Task item
Scan the entries below for the word "sort" and copy every line where it turns up.

= = = =

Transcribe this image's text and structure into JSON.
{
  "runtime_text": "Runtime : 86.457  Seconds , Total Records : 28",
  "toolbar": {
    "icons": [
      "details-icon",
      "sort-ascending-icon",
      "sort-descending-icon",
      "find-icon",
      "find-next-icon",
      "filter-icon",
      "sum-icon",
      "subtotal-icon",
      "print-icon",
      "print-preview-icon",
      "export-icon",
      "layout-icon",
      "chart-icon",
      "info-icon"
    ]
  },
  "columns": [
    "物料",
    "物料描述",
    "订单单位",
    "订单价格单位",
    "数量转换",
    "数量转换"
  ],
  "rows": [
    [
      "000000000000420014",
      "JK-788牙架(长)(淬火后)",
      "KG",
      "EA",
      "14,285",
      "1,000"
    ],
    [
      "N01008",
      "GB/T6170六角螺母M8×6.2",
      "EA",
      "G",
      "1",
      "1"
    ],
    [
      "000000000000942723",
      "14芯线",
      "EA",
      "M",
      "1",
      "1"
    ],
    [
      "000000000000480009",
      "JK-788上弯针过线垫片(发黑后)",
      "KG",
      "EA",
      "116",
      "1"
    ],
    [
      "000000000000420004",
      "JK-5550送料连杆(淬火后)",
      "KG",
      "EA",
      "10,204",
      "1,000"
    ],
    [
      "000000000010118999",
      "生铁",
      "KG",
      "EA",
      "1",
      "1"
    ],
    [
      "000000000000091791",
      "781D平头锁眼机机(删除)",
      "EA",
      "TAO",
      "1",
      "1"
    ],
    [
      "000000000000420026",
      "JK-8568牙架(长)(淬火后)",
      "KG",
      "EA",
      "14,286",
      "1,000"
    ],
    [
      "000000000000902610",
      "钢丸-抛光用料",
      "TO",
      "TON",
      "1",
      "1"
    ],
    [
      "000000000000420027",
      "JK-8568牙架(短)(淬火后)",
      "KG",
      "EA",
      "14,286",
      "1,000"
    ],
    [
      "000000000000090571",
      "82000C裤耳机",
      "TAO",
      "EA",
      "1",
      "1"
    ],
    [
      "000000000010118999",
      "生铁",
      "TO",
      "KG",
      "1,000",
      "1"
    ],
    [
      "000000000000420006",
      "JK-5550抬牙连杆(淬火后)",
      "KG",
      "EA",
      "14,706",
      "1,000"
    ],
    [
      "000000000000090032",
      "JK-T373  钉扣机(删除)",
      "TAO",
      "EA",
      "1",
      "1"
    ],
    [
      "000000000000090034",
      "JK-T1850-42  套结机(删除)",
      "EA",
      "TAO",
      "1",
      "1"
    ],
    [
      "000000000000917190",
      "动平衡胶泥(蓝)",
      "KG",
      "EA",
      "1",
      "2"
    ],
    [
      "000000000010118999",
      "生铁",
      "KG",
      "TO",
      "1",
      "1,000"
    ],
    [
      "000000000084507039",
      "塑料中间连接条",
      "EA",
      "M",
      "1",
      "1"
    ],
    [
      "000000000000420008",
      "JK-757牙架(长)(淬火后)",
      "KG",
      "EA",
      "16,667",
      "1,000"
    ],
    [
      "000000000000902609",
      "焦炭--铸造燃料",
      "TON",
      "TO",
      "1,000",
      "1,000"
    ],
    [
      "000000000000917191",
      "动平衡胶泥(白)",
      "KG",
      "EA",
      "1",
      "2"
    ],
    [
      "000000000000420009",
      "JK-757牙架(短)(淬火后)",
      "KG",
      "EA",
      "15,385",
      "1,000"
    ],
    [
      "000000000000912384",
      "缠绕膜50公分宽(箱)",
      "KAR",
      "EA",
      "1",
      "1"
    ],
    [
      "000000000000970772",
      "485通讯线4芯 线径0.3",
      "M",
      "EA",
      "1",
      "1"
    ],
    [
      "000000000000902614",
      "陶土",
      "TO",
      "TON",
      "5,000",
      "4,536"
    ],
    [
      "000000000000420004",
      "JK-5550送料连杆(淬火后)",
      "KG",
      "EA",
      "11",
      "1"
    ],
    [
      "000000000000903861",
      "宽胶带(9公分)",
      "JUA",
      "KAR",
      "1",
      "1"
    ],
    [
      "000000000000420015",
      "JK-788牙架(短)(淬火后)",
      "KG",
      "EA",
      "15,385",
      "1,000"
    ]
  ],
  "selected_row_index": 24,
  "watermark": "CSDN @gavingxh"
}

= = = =

Problem solution
      "sort-ascending-icon",
      "sort-descending-icon",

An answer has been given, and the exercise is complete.